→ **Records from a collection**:
***
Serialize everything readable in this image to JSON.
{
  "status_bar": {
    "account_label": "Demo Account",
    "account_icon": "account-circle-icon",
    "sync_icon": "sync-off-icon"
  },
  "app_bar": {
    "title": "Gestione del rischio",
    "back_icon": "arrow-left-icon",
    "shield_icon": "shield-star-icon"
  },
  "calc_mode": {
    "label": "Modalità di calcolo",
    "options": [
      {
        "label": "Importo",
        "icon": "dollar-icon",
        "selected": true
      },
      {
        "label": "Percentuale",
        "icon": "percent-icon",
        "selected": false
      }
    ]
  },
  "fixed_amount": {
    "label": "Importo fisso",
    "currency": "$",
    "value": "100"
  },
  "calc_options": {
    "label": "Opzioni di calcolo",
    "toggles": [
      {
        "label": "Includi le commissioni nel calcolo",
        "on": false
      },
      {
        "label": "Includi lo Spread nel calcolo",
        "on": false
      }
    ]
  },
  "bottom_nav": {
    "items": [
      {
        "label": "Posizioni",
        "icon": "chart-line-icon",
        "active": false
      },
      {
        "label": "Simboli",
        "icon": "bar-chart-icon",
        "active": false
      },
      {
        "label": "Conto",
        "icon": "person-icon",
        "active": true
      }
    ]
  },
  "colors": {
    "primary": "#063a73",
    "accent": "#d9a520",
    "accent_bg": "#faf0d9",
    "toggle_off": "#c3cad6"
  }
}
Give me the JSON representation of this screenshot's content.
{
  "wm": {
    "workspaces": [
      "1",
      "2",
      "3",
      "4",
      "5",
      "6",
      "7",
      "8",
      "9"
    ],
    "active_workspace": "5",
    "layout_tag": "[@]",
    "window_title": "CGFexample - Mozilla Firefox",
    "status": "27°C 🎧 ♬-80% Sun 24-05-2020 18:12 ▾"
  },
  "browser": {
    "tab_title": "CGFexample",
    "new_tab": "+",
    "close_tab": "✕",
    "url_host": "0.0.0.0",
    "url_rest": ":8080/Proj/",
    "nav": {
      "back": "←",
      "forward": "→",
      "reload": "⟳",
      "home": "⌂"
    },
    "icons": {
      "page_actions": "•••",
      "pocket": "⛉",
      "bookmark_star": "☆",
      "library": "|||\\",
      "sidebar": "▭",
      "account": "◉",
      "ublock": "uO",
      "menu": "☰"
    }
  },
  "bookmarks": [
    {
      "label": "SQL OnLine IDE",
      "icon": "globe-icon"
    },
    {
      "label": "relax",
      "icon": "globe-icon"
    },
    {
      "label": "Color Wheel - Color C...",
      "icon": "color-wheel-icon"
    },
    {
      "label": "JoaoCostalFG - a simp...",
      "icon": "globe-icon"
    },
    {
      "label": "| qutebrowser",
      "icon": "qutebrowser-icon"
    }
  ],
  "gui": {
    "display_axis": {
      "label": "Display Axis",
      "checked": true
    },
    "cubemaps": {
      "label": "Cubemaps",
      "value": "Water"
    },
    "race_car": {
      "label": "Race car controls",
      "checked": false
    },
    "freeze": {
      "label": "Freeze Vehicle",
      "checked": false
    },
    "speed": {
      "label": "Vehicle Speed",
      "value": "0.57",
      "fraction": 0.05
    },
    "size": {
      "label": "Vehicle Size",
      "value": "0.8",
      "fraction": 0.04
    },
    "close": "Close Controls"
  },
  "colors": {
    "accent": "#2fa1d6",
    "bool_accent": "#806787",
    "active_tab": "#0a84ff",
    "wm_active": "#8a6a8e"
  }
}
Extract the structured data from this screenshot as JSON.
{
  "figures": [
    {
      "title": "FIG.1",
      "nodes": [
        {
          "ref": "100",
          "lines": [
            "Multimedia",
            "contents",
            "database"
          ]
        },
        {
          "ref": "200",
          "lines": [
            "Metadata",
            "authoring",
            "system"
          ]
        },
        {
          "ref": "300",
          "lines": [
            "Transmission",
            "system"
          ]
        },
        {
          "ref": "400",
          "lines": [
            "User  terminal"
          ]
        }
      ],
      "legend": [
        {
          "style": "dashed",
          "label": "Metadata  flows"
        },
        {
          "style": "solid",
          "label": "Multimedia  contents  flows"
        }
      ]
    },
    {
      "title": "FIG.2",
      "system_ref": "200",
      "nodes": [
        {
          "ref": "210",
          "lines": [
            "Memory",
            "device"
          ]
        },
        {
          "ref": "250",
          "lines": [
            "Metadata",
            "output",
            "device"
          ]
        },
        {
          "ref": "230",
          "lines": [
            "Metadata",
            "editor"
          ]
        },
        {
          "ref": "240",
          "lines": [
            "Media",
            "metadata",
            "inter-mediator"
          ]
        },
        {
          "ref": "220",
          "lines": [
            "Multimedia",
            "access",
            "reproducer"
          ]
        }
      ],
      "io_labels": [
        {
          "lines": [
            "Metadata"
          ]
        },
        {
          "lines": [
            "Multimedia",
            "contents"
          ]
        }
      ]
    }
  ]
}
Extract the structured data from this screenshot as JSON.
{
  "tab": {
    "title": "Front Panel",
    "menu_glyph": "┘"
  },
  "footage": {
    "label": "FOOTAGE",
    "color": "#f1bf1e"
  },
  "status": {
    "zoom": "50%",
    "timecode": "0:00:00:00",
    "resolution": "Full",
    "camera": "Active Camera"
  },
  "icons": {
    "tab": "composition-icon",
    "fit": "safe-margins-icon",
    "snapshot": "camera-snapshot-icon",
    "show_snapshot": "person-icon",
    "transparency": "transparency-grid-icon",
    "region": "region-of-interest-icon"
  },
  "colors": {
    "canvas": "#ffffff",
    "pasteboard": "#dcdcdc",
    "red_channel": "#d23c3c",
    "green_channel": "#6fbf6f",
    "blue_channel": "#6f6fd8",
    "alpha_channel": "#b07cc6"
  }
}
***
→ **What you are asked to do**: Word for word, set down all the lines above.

→ **Result for this task**:
Serialize everything readable in this image to JSON.
{
  "status_bar": {
    "account_label": "Demo Account",
    "account_icon": "account-circle-icon",
    "sync_icon": "sync-off-icon"
  },
  "app_bar": {
    "title": "Gestione del rischio",
    "back_icon": "arrow-left-icon",
    "shield_icon": "shield-star-icon"
  },
  "calc_mode": {
    "label": "Modalità di calcolo",
    "options": [
      {
        "label": "Importo",
        "icon": "dollar-icon",
        "selected": true
      },
      {
        "label": "Percentuale",
        "icon": "percent-icon",
        "selected": false
      }
    ]
  },
  "fixed_amount": {
    "label": "Importo fisso",
    "currency": "$",
    "value": "100"
  },
  "calc_options": {
    "label": "Opzioni di calcolo",
    "toggles": [
      {
        "label": "Includi le commissioni nel calcolo",
        "on": false
      },
      {
        "label": "Includi lo Spread nel calcolo",
        "on": false
      }
    ]
  },
  "bottom_nav": {
    "items": [
      {
        "label": "Posizioni",
        "icon": "chart-line-icon",
        "active": false
      },
      {
        "label": "Simboli",
        "icon": "bar-chart-icon",
        "active": false
      },
      {
        "label": "Conto",
        "icon": "person-icon",
        "active": true
      }
    ]
  },
  "colors": {
    "primary": "#063a73",
    "accent": "#d9a520",
    "accent_bg": "#faf0d9",
    "toggle_off": "#c3cad6"
  }
}
Give me the JSON representation of this screenshot's content.
{
  "wm": {
    "workspaces": [
      "1",
      "2",
      "3",
      "4",
      "5",
      "6",
      "7",
      "8",
      "9"
    ],
    "active_workspace": "5",
    "layout_tag": "[@]",
    "window_title": "CGFexample - Mozilla Firefox",
    "status": "27°C 🎧 ♬-80% Sun 24-05-2020 18:12 ▾"
  },
  "browser": {
    "tab_title": "CGFexample",
    "new_tab": "+",
    "close_tab": "✕",
    "url_host": "0.0.0.0",
    "url_rest": ":8080/Proj/",
    "nav": {
      "back": "←",
      "forward": "→",
      "reload": "⟳",
      "home": "⌂"
    },
    "icons": {
      "page_actions": "•••",
      "pocket": "⛉",
      "bookmark_star": "☆",
      "library": "|||\\",
      "sidebar": "▭",
      "account": "◉",
      "ublock": "uO",
      "menu": "☰"
    }
  },
  "bookmarks": [
    {
      "label": "SQL OnLine IDE",
      "icon": "globe-icon"
    },
    {
      "label": "relax",
      "icon": "globe-icon"
    },
    {
      "label": "Color Wheel - Color C...",
      "icon": "color-wheel-icon"
    },
    {
      "label": "JoaoCostalFG - a simp...",
      "icon": "globe-icon"
    },
    {
      "label": "| qutebrowser",
      "icon": "qutebrowser-icon"
    }
  ],
  "gui": {
    "display_axis": {
      "label": "Display Axis",
      "checked": true
    },
    "cubemaps": {
      "label": "Cubemaps",
      "value": "Water"
    },
    "race_car": {
      "label": "Race car controls",
      "checked": false
    },
    "freeze": {
      "label": "Freeze Vehicle",
      "checked": false
    },
    "speed": {
      "label": "Vehicle Speed",
      "value": "0.57",
      "fraction": 0.05
    },
    "size": {
      "label": "Vehicle Size",
      "value": "0.8",
      "fraction": 0.04
    },
    "close": "Close Controls"
  },
  "colors": {
    "accent": "#2fa1d6",
    "bool_accent": "#806787",
    "active_tab": "#0a84ff",
    "wm_active": "#8a6a8e"
  }
}
Extract the structured data from this screenshot as JSON.
{
  "figures": [
    {
      "title": "FIG.1",
      "nodes": [
        {
          "ref": "100",
          "lines": [
            "Multimedia",
            "contents",
            "database"
          ]
        },
        {
          "ref": "200",
          "lines": [
            "Metadata",
            "authoring",
            "system"
          ]
        },
        {
          "ref": "300",
          "lines": [
            "Transmission",
            "system"
          ]
        },
        {
          "ref": "400",
          "lines": [
            "User  terminal"
          ]
        }
      ],
      "legend": [
        {
          "style": "dashed",
          "label": "Metadata  flows"
        },
        {
          "style": "solid",
          "label": "Multimedia  contents  flows"
        }
      ]
    },
    {
      "title": "FIG.2",
      "system_ref": "200",
      "nodes": [
        {
          "ref": "210",
          "lines": [
            "Memory",
            "device"
          ]
        },
        {
          "ref": "250",
          "lines": [
            "Metadata",
            "output",
            "device"
          ]
        },
        {
          "ref": "230",
          "lines": [
            "Metadata",
            "editor"
          ]
        },
        {
          "ref": "240",
          "lines": [
            "Media",
            "metadata",
            "inter-mediator"
          ]
        },
        {
          "ref": "220",
          "lines": [
            "Multimedia",
            "access",
            "reproducer"
          ]
        }
      ],
      "io_labels": [
        {
          "lines": [
            "Metadata"
          ]
        },
        {
          "lines": [
            "Multimedia",
            "contents"
          ]
        }
      ]
    }
  ]
}
Extract the structured data from this screenshot as JSON.
{
  "tab": {
    "title": "Front Panel",
    "menu_glyph": "┘"
  },
  "footage": {
    "label": "FOOTAGE",
    "color": "#f1bf1e"
  },
  "status": {
    "zoom": "50%",
    "timecode": "0:00:00:00",
    "resolution": "Full",
    "camera": "Active Camera"
  },
  "icons": {
    "tab": "composition-icon",
    "fit": "safe-margins-icon",
    "snapshot": "camera-snapshot-icon",
    "show_snapshot": "person-icon",
    "transparency": "transparency-grid-icon",
    "region": "region-of-interest-icon"
  },
  "colors": {
    "canvas": "#ffffff",
    "pasteboard": "#dcdcdc",
    "red_channel": "#d23c3c",
    "green_channel": "#6fbf6f",
    "blue_channel": "#6f6fd8",
    "alpha_channel": "#b07cc6"
  }
}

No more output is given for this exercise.